Jillette, Nathaniel; Du, Menghan; Cheng, Albert (2019): Split Selectable Markers. In: bioRxiv. Link

Iwai, Hideo; Züger, Sara; Jin, Jennifer; Tam, Pui-Hang (2006): Highly efficient protein trans-splicing by a naturally split DnaE intein from Nostoc punctiforme. In: FEBS Letters 580 (7). Link

Cheriyan, Manoj; Pedamallu, Chandra S.; Tori, Kazuo; Perler, Francine (2013): Faster Protein Splicing with the Nostoc punctiforme DnaE Intein Using Non-native Extein Residues. In: Journal of Biological Chemistry 288 (6). Link

Oeemig, Jesper S.; Aranko, A. Sesilja; Djupsjöbacka, Janica; Heinämäki, Kimmo; Iwai, Hido (2009): Solution structure of DnaE intein from Nostoc punctiforme: Structural basis for the design of a new split intein suitable for site‐specific chemical modification. In: FEBS Letters 583 (9). Link

Dassa, Bareket; Amitai, Gil; Caspi, Jonathan; Schueler-Furman, Ora; Pietrokovski, Shmuel (2007): Trans Protein Splicing of Cyanobacterial Split Inteins in Endogenous and Exogenous Combinations. In: Biochemistry 46 (1). Link

Wei, Xin-Yuan; Sakr, Samer; Li, Jian-Hong; Wang, Li; Chen, Wen-Li; Zhang, Cheng-Cai (2006): Expression of split dnaE genes and trans-splicing of DnaE intein in the developmental cyanobacterium Anabaena sp. PCC 7120. In: Research in Microbiology 157 (3). Link

Sali, A., & Webb, B. (1989): MODELLER (Version 9.22). Retrieved from https://salilab.org/modeller/

Ingebrigtsen, Sveinung G.; Didriksen, Alena; Johannessen, Mona; Skalko-Basnet, Natasa; Holsaeter, Ann Mari (2017): Old drug, new wrapping – A possible comeback for chloramphenicol? In: International Journal of Pharmaceutics 526 (1-2). Link

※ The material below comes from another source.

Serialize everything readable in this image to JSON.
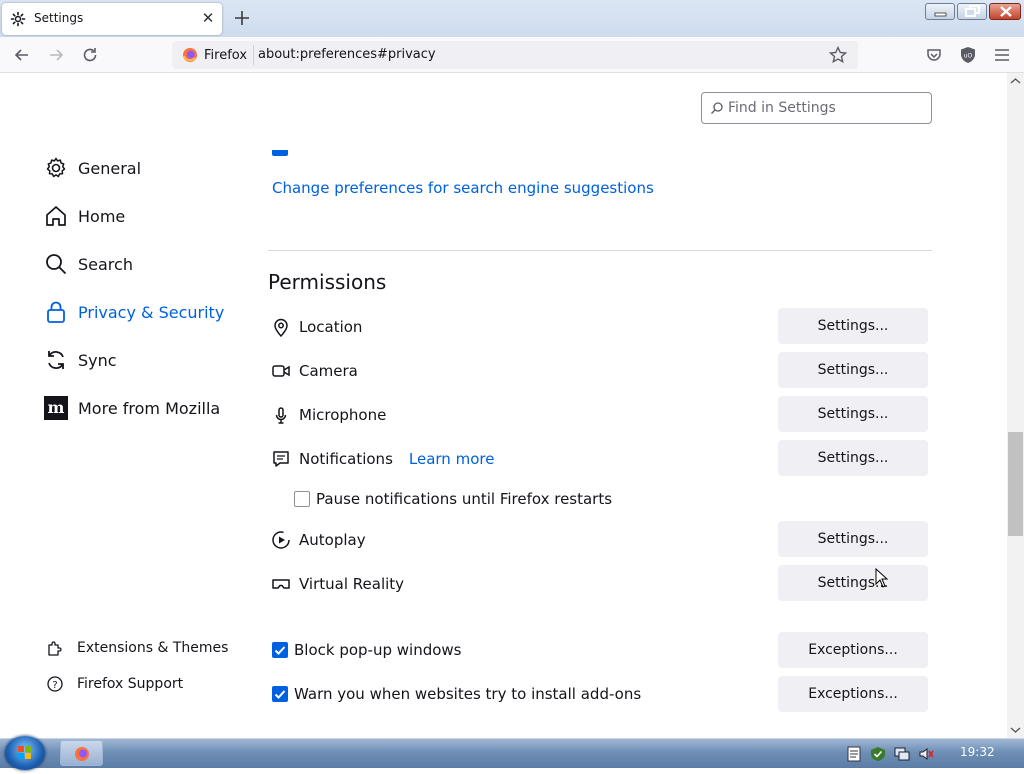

Shaw, W. V.; Leslie, A. G. W. (1991): Chloramphenicol Acetyltransferase. In: Annual Review of biophysics. Link

Shaw, William V. (1983): Chloramphenicol Acetyltransferase: Enzymology and Molecular Biology. In: Molecular Biology 14 (1). Link

Pongs, O. (1979): Chapter 3: Chloramphenicol". In Hahn, eFred E. (ed.). Mechanism of Action of Antibacterial Agents. In: Antibiotics Volume V Part 1.

Edwards, Keith H. (2009): Optometry: Science, Techniques and Clinical Management. In: Elsevier Health Sciences.

Volkmann, Gerrit; Iwai, Hideo (2010): Protein trans-splicing and its use in structural biology: opportunities and limitations. In: Molecular BioSystems 11

Wu, Hong; Hu, Zhuma; Liu, Xiang-Qin (1998): Protein trans-splicing by a split intein encoded in a split DnaE gene of Synechocystis sp. PCC6803. In: Proceedings of the National Academy of Sciences of the United States of America 95 (16)